by Sharon Constançon

I was enticed to drive down to Leonardslee Gardens and Wine Farm, south of Gatwick (the sister wine farm to Benguela Cove in Walker Bay, South Africa) by offers of top end South African MCC (sparkling wine) and a stupendous lunch.

Benguela Cove, Leonardslee and the nearby Mannings Estate are owned by well-known South African, Penny Streeter OBE, who recently performed a wine-tasting for the Chamber over Zoom.

The autumnal air was a reminder of the cool air of the Atlantic Ocean. The gardens were incredible, but on arrival there was no sign yet of the promised food. We had to more than “sing for our supper”, Barry Anderson took great pleasure in informing us, the tour of the vineyard meant we had to pick the entire crop. Like me, most were not dressed for the occasion, but obediently went across the fields to the vineyard anyway.

Armed with the most amazing pair of secateurs I have ever used, all 40 odd of us were allocated our rows.  Health and safety rules prevailing, the First Aid box that had been brought out to the vineyard with us was in use within minutes for a gentleman who confused his finger for a bunch of Pinotage grapes!

Yes, I did say Pinotage. On the sloping piece of land, bathed in the autumn sun, alongside some pinot noir, had been planted the famous, heavy, robust South African red wine grape.  Small bunches of little berries hid from the sun under the leaves.

I picked and I picked and I picked about 20 kgs of grapes… now for that promised lunch!  It was warm in the vineyard, but cooler back at the Estate House front lawn, where there was still no lunch to be seen. Instead, I was presented with all 20 kgs of my freshly picked grapes to be “stalked”, which involved crouching on the wet ground and using my bare hands to pull thousands of berries from their stalks.

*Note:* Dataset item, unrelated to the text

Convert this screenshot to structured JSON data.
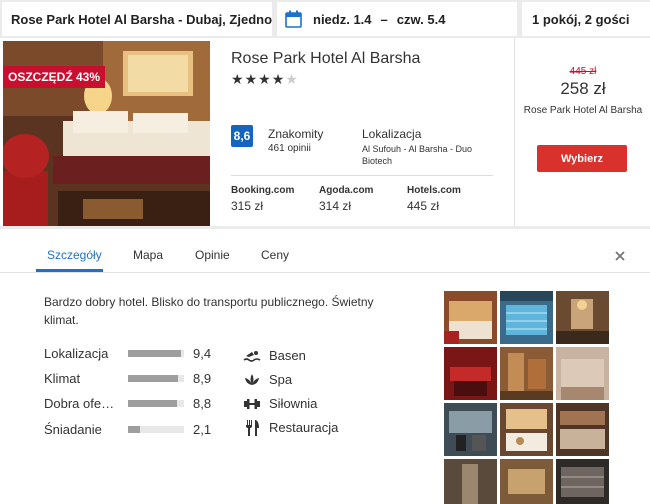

Then, to the last part of our duties, to tip the grapes into the vat. Modern science does take away the romance, no more corks, and here was a massive purpose-built vat made of plastic for the safe transfer of the grapes to the winery.

Finally, the work done, the promised lunch arrived, followed by some excellent wines. It was a ploughman’s style lunch, consisting of the most amazing tastes you could wish for, the most exotic being red wine flavoured butter – what a pleasure! 

The food and the (socially distanced) socialising were all the more enjoyable for the hours of labour. Now, to find myself in another “labour of love”, the final stage of the process, drinking the wonderful outcome of the TLC put into vineyards, plants, wine making, bottling and transport.

The wine farm near Horsham is a destination visit which includes many attractions, cafes, walks, restaurants, play areas, and – for me, an additional highlight – a quick detour on my way out via the Doll’s House exhibition.  Even a full day would not give enough time to see all the details of the many scenes it portrayed.

Now I hope our efforts complemented nature’s successfully, such that the grapes are good enough to be bottled as a Pinotage – the first harvest in the UK.  If so, we shall be testing the outcome in a year’s time.  I might go dressed more appropriately for that occasion!

Find out more about Leonardslee Gardens and Wine Farm here.

Previous articleValue Creation and the business of Private Equity
Next articleLinks between Isle of Man & SA